Unemployment for Hispanics and African-Americans in some states remained near Great Depression levels in 2010.
WASHINGTON DC - Though the economy has shown some signs of recovery in recent months, Hispanics and African-Americans are still experiencing severe joblessness in some states, at levels approaching those of the Great Depression. In Depressed States: Unemployment rate near 20% for some groups, EPI researcher Algernon Austin examines unemployment rates by race state-by-state.
Most Hispanic populations had unemployment rates of 10% or higher in 2010, and Hispanics in California, Connecticut, Nevada and Rhode Island had unemployment rates of 15% or higher. All African-American populations for which data is available had unemployment rates higher than 10%, and 17 of the 23 available states had average unemployment rates of 15% or higher. California, the District of Columbia, Illinois, Michigan, Mississippi and South Carolina had the highest African-American unemployment rates in 2010—all averaged 18% or higher.

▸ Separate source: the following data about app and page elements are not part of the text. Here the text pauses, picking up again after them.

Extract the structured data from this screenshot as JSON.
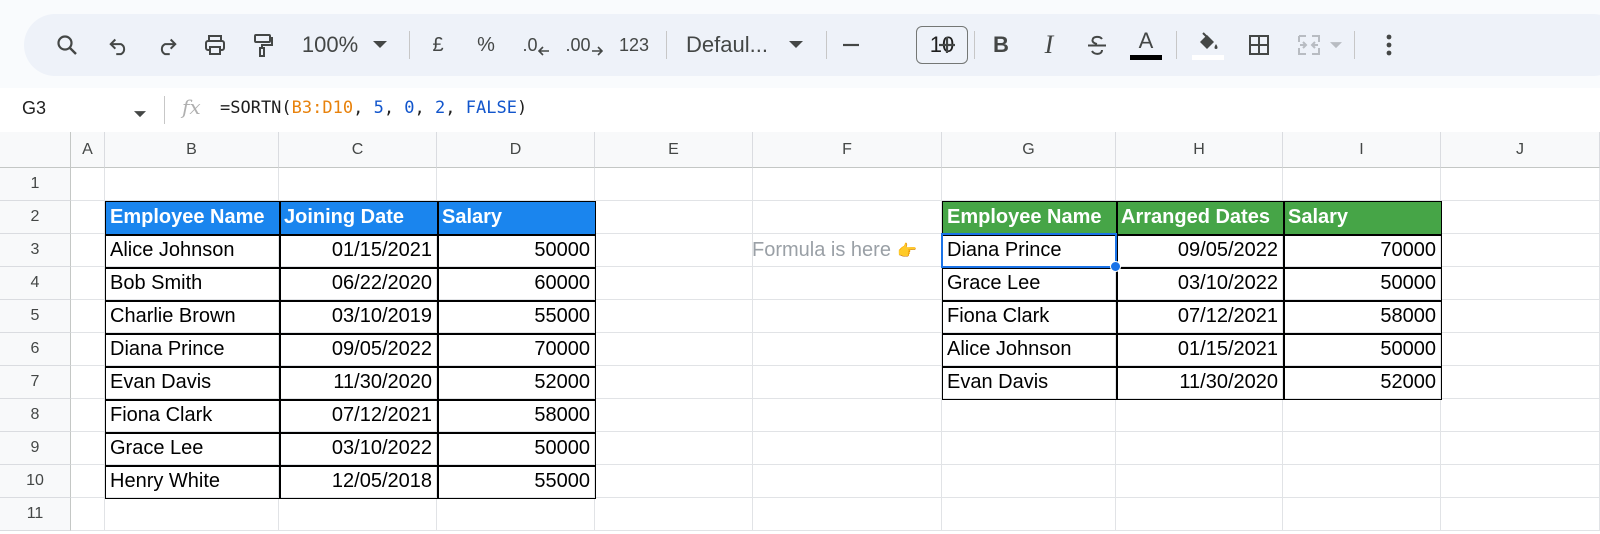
{
  "toolbar": {
    "zoom": "100%",
    "currency": "£",
    "percent": "%",
    "decrease_decimal": ".0",
    "increase_decimal": ".00",
    "number_format": "123",
    "font": "Defaul...",
    "font_size": "10",
    "bold": "B",
    "italic": "I",
    "text_color_glyph": "A"
  },
  "formula_bar": {
    "cell_ref": "G3",
    "formula_prefix": "=SORTN(",
    "formula_range": "B3:D10",
    "formula_sep1": ", ",
    "formula_arg1": "5",
    "formula_sep2": ", ",
    "formula_arg2": "0",
    "formula_sep3": ", ",
    "formula_arg3": "2",
    "formula_sep4": ", ",
    "formula_arg4": "FALSE",
    "formula_suffix": ")"
  },
  "columns": [
    "A",
    "B",
    "C",
    "D",
    "E",
    "F",
    "G",
    "H",
    "I",
    "J"
  ],
  "rows": [
    "1",
    "2",
    "3",
    "4",
    "5",
    "6",
    "7",
    "8",
    "9",
    "10",
    "11"
  ],
  "source_table": {
    "header_color": "#1a85ee",
    "headers": [
      "Employee Name",
      "Joining Date",
      "Salary"
    ],
    "rows": [
      [
        "Alice Johnson",
        "01/15/2021",
        "50000"
      ],
      [
        "Bob Smith",
        "06/22/2020",
        "60000"
      ],
      [
        "Charlie Brown",
        "03/10/2019",
        "55000"
      ],
      [
        "Diana Prince",
        "09/05/2022",
        "70000"
      ],
      [
        "Evan Davis",
        "11/30/2020",
        "52000"
      ],
      [
        "Fiona Clark",
        "07/12/2021",
        "58000"
      ],
      [
        "Grace Lee",
        "03/10/2022",
        "50000"
      ],
      [
        "Henry White",
        "12/05/2018",
        "55000"
      ]
    ]
  },
  "result_table": {
    "header_color": "#46a547",
    "headers": [
      "Employee Name",
      "Arranged Dates",
      "Salary"
    ],
    "rows": [
      [
        "Diana Prince",
        "09/05/2022",
        "70000"
      ],
      [
        "Grace Lee",
        "03/10/2022",
        "50000"
      ],
      [
        "Fiona Clark",
        "07/12/2021",
        "58000"
      ],
      [
        "Alice Johnson",
        "01/15/2021",
        "50000"
      ],
      [
        "Evan Davis",
        "11/30/2020",
        "52000"
      ]
    ]
  },
  "note": {
    "text": "Formula is here",
    "emoji": "👉"
  },
  "colors": {
    "selection": "#1a73e8",
    "toolbar_bg": "#eef2f9"
  }
}
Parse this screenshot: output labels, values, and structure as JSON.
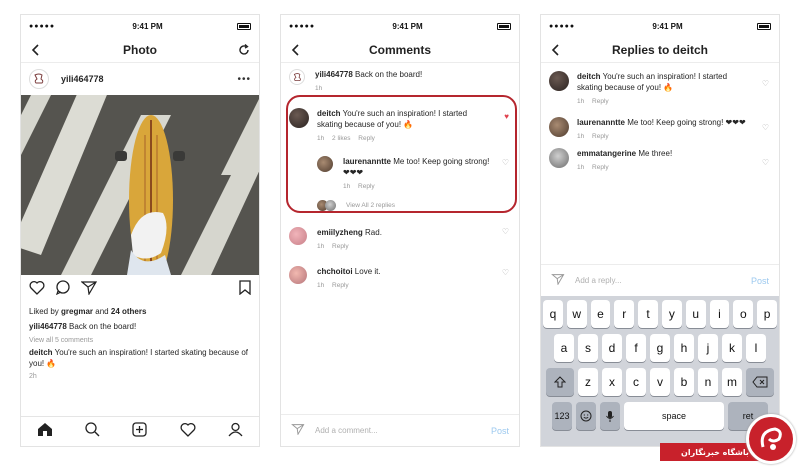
{
  "status": {
    "time": "9:41 PM"
  },
  "photo_screen": {
    "title": "Photo",
    "username": "yili464778",
    "likes_prefix": "Liked by",
    "likes_user": "gregmar",
    "likes_and": "and",
    "likes_count": "24 others",
    "caption_user": "yili464778",
    "caption_text": "Back on the board!",
    "view_all": "View all 5 comments",
    "comment_user": "deitch",
    "comment_text": "You're such an inspiration! I started skating because of you! 🔥",
    "age": "2h"
  },
  "comments_screen": {
    "title": "Comments",
    "caption": {
      "user": "yili464778",
      "text": "Back on the board!",
      "time": "1h"
    },
    "comments": [
      {
        "user": "deitch",
        "text": "You're such an inspiration! I started skating because of you! 🔥",
        "time": "1h",
        "likes": "2 likes",
        "reply": "Reply"
      },
      {
        "user": "laurenanntte",
        "text": "Me too! Keep going strong! ❤❤❤",
        "time": "1h",
        "reply": "Reply"
      },
      {
        "user": "emiilyzheng",
        "text": "Rad.",
        "time": "1h",
        "reply": "Reply"
      },
      {
        "user": "chchoitoi",
        "text": "Love it.",
        "time": "1h",
        "reply": "Reply"
      }
    ],
    "view_replies": "View All 2 replies",
    "add_placeholder": "Add a comment...",
    "post": "Post"
  },
  "replies_screen": {
    "title": "Replies to deitch",
    "replies": [
      {
        "user": "deitch",
        "text": "You're such an inspiration! I started skating because of you! 🔥",
        "time": "1h",
        "reply": "Reply"
      },
      {
        "user": "laurenanntte",
        "text": "Me too! Keep going strong! ❤❤❤",
        "time": "1h",
        "reply": "Reply"
      },
      {
        "user": "emmatangerine",
        "text": "Me three!",
        "time": "1h",
        "reply": "Reply"
      }
    ],
    "add_placeholder": "Add a reply...",
    "post": "Post"
  },
  "keyboard": {
    "row1": [
      "q",
      "w",
      "e",
      "r",
      "t",
      "y",
      "u",
      "i",
      "o",
      "p"
    ],
    "row2": [
      "a",
      "s",
      "d",
      "f",
      "g",
      "h",
      "j",
      "k",
      "l"
    ],
    "row3": [
      "z",
      "x",
      "c",
      "v",
      "b",
      "n",
      "m"
    ],
    "num": "123",
    "space": "space",
    "ret": "ret"
  },
  "watermark": "باشگاه خبرنگاران",
  "colors": {
    "highlight": "#b5262e",
    "heart": "#e0424e",
    "post_link": "#9cc9ef"
  }
}
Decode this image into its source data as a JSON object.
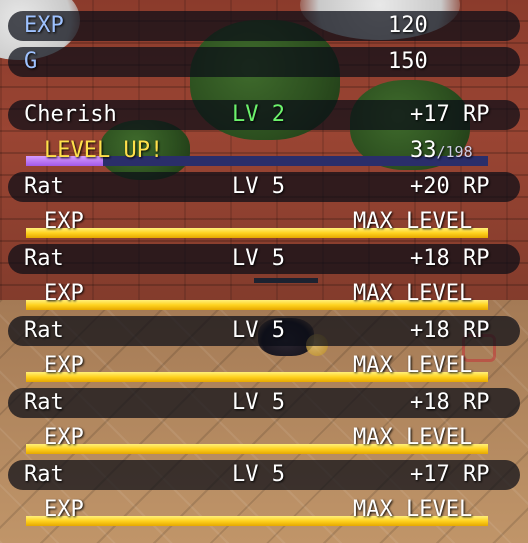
{
  "rewards": {
    "exp_label": "EXP",
    "exp_value": "120",
    "gold_label": "G",
    "gold_value": "150"
  },
  "party": [
    {
      "name": "Cherish",
      "level": "LV 2",
      "rp": "+17 RP",
      "status": "LEVEL UP!",
      "progress_current": "33",
      "progress_total": "/198",
      "progress_fraction": 0.167
    },
    {
      "name": "Rat",
      "level": "LV 5",
      "rp": "+20 RP",
      "status": "EXP",
      "max": "MAX LEVEL",
      "progress_fraction": 1.0
    },
    {
      "name": "Rat",
      "level": "LV 5",
      "rp": "+18 RP",
      "status": "EXP",
      "max": "MAX LEVEL",
      "progress_fraction": 1.0
    },
    {
      "name": "Rat",
      "level": "LV 5",
      "rp": "+18 RP",
      "status": "EXP",
      "max": "MAX LEVEL",
      "progress_fraction": 1.0
    },
    {
      "name": "Rat",
      "level": "LV 5",
      "rp": "+18 RP",
      "status": "EXP",
      "max": "MAX LEVEL",
      "progress_fraction": 1.0
    },
    {
      "name": "Rat",
      "level": "LV 5",
      "rp": "+17 RP",
      "status": "EXP",
      "max": "MAX LEVEL",
      "progress_fraction": 1.0
    }
  ],
  "colors": {
    "exp_label": "#9ec2ff",
    "level_up_lv": "#6cf26c",
    "level_up_text": "#ffe04a",
    "exp_bar": "#ffd21f",
    "levelup_bar": "#a459e8",
    "bar_track": "#2a2e6a"
  }
}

Hispanic workers in Rhode Island and African-American workers in Michigan experienced the most severe unemployment rates. The Hispanic unemployment rate in Rhode Island averaged 21.6% in 2010, up from 20% in 2009. The African-American unemployment rate in Michigan averaged 23.4% in 2010, up from 21.1% in 2009. In comparison, overall unemployment during the Great Depression peaked at 22.9%.
The Economic Policy Institute (EPI) is an independent, nonprofit, nonpartisan research institute – or “think tank” – that researches the impact of economic trends and policies on working people in the United States and around the world.